◆ **What needs to be done**:
From the material below, copy out each line with the word "curve" in it.

***

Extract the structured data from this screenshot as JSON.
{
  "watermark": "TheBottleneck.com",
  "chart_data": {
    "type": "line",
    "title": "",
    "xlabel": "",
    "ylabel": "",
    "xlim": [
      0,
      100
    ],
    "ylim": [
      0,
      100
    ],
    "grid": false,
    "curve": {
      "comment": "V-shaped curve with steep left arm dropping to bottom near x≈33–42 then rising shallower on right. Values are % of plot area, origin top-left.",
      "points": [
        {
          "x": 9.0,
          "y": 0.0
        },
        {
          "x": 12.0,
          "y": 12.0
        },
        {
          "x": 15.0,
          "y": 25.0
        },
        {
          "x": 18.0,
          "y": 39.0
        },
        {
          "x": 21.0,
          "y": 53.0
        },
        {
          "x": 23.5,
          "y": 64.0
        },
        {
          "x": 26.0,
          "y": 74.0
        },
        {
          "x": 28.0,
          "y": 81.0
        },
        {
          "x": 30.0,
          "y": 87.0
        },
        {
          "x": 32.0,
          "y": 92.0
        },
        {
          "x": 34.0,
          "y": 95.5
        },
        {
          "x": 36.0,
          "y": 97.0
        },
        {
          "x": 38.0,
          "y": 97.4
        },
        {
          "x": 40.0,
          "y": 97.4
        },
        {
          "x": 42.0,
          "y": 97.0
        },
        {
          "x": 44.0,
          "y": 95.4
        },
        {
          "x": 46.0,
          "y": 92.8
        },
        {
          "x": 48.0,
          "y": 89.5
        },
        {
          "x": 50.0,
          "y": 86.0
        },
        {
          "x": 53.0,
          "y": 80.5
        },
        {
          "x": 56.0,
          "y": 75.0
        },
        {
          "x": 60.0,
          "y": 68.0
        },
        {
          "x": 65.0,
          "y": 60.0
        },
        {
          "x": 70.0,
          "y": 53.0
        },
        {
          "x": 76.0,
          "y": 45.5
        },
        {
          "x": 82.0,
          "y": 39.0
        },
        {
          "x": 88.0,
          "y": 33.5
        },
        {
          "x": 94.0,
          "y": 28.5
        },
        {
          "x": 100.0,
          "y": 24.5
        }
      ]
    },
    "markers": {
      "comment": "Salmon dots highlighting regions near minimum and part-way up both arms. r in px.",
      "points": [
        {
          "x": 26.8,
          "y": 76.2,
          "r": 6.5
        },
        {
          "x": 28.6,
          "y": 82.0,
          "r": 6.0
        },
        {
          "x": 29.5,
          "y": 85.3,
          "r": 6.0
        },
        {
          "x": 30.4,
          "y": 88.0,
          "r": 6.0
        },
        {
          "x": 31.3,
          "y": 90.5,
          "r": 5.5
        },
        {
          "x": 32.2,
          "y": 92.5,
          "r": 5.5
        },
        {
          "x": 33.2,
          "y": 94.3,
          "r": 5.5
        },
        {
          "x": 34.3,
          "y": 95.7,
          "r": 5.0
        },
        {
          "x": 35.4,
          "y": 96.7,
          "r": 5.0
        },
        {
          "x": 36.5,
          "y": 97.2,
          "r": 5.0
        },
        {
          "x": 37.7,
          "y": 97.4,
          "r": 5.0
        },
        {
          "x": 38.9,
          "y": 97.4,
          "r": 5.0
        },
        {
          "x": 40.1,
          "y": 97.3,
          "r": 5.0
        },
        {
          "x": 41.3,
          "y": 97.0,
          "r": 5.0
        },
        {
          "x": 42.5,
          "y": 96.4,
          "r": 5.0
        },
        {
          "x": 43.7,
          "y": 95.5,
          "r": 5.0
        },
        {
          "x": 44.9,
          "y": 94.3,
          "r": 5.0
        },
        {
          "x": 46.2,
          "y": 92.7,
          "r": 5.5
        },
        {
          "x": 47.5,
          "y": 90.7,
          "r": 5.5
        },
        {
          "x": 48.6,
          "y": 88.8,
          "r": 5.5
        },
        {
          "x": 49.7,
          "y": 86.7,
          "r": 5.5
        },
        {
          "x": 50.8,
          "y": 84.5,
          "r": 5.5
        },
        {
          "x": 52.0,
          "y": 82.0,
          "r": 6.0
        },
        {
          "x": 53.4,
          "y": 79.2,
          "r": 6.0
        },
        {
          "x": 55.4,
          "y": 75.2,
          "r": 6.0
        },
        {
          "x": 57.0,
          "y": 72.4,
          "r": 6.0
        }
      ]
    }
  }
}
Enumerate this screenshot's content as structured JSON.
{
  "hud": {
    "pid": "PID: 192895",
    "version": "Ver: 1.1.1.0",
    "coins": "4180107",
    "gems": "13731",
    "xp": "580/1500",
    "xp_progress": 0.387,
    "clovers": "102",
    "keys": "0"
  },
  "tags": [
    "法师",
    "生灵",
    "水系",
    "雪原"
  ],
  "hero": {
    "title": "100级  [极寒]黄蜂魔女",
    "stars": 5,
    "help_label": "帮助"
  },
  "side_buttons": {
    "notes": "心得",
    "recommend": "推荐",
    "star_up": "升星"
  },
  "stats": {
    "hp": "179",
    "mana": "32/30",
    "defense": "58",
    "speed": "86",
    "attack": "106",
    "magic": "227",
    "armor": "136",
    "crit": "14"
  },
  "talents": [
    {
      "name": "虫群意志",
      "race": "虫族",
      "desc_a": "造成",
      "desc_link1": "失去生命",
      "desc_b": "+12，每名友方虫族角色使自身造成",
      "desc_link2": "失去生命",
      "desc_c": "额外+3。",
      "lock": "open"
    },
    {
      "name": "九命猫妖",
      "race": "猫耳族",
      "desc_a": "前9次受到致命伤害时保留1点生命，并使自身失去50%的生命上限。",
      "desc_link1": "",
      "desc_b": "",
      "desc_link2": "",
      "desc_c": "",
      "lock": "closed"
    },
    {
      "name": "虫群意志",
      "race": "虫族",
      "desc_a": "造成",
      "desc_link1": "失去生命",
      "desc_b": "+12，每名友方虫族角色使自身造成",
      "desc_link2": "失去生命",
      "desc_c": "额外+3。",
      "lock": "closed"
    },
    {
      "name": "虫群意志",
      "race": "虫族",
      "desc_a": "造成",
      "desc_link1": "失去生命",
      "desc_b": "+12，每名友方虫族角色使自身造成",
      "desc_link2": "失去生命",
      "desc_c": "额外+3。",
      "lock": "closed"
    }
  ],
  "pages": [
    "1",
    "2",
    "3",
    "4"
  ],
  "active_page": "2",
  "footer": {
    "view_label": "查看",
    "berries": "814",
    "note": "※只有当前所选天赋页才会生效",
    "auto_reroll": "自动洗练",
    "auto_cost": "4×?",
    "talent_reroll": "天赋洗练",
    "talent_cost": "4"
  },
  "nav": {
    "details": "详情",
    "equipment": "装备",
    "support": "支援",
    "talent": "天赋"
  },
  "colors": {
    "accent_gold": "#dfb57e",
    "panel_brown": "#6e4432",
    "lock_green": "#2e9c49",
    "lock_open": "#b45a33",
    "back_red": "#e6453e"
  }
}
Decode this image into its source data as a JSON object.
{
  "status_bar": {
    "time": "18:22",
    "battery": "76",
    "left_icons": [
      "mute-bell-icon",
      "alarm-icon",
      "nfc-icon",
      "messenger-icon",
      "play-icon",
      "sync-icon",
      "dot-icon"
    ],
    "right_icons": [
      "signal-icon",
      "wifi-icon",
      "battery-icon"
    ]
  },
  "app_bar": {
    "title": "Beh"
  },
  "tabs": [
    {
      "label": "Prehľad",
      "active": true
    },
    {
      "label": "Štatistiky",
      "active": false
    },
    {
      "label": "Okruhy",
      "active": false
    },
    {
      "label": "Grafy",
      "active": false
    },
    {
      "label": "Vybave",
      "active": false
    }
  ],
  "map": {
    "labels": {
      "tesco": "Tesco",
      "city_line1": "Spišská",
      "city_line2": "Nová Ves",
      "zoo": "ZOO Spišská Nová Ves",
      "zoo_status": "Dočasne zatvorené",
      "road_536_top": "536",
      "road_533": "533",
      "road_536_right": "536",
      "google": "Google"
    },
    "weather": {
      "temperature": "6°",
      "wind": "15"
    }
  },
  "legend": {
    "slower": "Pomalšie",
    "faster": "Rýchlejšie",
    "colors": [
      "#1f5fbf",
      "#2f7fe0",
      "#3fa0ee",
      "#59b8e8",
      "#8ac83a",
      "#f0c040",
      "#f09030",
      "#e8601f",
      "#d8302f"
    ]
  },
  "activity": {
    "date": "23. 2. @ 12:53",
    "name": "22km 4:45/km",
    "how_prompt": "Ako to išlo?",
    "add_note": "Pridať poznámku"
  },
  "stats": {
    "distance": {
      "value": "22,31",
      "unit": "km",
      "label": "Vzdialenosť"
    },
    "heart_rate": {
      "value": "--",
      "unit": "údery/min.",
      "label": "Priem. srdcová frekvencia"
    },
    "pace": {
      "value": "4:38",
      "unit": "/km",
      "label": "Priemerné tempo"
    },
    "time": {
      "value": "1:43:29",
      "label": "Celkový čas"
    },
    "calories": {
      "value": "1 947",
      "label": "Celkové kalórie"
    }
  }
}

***

◆ **Exercise result**:
    "curve": {
      "comment": "V-shaped curve with steep left arm dropping to bottom near x≈33–42 then rising shallower on right. Values are % of plot area, origin top-left.",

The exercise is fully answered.